**TO DO:** Copy out every line from the records that includes "before".
------ DATA SHOWN
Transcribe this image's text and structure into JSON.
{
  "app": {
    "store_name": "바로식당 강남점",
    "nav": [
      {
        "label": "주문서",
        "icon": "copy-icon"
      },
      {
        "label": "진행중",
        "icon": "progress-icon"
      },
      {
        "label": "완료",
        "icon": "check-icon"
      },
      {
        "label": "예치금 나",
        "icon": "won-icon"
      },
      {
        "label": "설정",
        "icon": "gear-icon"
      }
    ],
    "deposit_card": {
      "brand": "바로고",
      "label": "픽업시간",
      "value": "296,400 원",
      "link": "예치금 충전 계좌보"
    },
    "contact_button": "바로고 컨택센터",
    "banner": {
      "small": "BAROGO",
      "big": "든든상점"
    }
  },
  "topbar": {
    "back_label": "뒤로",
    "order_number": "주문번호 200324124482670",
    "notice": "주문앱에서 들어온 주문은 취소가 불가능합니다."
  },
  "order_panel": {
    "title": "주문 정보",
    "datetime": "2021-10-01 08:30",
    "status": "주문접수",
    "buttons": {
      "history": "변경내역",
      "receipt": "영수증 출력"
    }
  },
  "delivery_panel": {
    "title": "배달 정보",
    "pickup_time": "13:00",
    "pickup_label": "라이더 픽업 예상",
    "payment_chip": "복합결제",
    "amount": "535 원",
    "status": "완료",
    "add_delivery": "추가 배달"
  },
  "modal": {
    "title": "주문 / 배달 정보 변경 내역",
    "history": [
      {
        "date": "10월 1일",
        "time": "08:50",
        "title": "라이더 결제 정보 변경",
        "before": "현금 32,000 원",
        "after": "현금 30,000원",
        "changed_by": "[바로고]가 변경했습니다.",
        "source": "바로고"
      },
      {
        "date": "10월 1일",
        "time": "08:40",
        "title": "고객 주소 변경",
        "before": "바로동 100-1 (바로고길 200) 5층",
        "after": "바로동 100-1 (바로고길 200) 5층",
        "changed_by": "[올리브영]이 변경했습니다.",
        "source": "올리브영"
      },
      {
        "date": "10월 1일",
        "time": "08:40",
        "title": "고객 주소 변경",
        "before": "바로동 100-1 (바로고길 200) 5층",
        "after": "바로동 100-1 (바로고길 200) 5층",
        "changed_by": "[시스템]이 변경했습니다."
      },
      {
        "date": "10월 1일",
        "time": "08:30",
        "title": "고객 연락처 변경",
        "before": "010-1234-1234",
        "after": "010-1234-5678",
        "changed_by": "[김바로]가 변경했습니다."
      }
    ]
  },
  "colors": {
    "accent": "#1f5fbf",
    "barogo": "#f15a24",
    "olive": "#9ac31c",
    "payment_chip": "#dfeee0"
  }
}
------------
**WRITTEN RESPONSE:**
        "before": "현금 32,000 원",
        "before": "바로동 100-1 (바로고길 200) 5층",
        "before": "바로동 100-1 (바로고길 200) 5층",
        "before": "010-1234-1234",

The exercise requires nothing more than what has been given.